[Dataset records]
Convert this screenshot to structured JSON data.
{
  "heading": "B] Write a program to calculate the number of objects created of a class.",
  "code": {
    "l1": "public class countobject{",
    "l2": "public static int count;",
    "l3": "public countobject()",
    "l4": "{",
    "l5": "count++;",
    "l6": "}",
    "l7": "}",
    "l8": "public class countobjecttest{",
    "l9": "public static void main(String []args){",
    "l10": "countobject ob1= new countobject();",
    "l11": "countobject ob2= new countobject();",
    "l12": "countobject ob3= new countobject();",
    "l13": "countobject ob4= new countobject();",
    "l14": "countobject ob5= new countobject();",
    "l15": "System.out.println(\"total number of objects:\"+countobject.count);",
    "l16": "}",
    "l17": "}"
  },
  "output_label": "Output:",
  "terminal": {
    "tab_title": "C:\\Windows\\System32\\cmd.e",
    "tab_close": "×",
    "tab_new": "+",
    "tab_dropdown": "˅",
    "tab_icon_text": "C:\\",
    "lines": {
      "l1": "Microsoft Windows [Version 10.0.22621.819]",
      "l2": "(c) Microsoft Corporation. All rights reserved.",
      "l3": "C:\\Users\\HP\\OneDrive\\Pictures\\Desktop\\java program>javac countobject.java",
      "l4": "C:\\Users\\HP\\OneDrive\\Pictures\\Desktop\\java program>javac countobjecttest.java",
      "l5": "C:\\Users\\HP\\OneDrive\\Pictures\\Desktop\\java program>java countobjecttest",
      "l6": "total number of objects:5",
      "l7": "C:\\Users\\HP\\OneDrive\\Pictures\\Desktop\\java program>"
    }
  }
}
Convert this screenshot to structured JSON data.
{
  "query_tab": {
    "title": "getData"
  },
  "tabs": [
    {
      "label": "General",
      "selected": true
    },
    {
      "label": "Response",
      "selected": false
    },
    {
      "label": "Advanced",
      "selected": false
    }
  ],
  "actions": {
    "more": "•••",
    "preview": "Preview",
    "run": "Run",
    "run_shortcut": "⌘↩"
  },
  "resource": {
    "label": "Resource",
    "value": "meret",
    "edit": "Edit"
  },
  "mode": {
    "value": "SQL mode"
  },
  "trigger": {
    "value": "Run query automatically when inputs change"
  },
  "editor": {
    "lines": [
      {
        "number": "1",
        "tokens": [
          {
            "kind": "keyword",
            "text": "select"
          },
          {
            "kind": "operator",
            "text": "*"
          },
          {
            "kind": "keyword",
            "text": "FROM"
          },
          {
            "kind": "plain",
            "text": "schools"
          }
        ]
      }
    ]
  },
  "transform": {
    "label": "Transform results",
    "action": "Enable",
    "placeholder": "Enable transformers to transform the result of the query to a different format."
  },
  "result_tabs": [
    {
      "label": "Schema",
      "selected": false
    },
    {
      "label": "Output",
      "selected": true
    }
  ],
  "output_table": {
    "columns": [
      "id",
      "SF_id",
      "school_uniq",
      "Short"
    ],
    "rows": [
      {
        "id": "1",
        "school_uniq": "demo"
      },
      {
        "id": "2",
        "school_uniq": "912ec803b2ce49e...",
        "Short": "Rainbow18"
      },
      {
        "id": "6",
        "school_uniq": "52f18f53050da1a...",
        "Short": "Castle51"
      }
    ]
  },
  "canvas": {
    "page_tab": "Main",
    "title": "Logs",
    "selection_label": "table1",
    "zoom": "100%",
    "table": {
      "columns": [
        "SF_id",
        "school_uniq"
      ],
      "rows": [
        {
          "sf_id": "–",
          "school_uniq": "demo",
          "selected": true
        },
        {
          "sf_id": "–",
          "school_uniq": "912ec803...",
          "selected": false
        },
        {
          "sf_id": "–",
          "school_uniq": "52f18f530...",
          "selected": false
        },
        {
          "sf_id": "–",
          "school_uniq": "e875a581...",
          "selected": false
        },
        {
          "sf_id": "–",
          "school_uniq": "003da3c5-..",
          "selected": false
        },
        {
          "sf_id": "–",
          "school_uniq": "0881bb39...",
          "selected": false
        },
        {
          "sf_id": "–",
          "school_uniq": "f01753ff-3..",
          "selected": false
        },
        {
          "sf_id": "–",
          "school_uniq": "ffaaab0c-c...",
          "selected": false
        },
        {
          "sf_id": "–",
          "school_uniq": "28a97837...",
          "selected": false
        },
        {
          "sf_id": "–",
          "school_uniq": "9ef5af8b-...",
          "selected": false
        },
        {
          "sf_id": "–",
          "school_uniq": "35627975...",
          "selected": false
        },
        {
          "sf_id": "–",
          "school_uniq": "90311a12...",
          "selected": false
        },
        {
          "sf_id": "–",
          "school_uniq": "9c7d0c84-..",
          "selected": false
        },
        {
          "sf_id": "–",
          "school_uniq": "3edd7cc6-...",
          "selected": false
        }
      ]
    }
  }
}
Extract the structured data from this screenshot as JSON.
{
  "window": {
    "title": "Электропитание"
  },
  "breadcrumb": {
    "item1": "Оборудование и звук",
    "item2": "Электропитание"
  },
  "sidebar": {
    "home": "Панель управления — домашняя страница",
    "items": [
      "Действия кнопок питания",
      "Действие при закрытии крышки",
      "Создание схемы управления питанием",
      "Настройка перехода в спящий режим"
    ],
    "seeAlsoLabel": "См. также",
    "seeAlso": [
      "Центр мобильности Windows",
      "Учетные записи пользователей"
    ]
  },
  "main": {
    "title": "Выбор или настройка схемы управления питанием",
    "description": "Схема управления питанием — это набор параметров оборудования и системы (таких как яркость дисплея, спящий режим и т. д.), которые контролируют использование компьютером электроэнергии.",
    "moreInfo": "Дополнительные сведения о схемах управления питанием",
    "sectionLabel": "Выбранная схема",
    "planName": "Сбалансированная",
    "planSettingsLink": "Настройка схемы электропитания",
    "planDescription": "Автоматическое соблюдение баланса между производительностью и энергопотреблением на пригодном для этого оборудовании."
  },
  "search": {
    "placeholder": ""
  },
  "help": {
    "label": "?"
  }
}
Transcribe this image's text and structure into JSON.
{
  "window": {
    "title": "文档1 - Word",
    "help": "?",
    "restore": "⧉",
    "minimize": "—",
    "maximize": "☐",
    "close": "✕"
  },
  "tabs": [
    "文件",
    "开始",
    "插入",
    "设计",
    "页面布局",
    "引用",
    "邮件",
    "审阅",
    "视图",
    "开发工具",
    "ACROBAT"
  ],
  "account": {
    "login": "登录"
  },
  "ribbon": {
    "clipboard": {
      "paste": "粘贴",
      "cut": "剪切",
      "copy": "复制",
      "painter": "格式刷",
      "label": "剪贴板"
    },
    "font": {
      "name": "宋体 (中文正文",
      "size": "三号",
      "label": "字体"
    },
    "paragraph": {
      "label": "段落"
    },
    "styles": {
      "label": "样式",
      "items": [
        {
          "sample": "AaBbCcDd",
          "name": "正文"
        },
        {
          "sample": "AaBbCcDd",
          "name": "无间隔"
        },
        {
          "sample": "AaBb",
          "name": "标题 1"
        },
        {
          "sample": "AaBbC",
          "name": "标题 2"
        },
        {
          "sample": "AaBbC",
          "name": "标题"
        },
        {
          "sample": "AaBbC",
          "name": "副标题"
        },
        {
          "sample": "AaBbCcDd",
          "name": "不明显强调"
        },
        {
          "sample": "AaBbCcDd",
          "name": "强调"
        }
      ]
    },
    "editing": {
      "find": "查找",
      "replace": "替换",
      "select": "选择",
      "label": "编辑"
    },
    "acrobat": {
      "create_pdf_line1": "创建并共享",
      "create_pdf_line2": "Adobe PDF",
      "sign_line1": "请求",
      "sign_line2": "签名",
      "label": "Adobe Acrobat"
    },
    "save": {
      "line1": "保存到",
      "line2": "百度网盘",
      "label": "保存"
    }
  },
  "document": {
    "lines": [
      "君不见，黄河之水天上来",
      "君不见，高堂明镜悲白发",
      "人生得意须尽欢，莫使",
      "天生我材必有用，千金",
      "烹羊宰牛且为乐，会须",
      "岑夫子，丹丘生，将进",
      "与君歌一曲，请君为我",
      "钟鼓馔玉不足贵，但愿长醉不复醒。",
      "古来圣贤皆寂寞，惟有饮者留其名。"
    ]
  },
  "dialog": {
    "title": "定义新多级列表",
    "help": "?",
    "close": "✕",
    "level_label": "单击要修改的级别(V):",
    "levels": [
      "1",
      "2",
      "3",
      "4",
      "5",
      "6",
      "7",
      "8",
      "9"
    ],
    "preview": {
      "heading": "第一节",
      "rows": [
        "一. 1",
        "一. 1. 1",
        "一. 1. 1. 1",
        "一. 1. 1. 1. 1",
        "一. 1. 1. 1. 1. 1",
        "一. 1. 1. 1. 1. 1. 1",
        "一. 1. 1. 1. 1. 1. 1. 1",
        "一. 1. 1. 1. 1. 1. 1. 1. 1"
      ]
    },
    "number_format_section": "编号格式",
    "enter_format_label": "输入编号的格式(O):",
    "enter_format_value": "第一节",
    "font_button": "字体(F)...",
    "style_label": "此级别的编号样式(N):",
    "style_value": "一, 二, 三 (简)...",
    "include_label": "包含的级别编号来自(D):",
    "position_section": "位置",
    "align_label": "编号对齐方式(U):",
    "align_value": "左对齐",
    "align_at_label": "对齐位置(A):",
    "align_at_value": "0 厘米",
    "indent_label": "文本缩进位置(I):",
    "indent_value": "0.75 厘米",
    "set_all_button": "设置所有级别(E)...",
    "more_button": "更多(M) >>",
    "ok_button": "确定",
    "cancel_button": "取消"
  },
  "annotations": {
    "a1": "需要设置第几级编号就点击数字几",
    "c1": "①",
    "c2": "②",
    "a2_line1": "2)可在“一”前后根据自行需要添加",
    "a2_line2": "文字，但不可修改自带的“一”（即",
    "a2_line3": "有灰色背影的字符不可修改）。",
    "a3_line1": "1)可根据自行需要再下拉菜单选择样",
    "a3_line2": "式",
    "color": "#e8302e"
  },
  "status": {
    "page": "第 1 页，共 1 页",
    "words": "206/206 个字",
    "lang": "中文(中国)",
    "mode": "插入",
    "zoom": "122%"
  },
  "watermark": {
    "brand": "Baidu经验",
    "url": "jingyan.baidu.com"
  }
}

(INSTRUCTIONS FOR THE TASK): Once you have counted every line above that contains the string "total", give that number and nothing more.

(RESULT OF THIS TASK): 2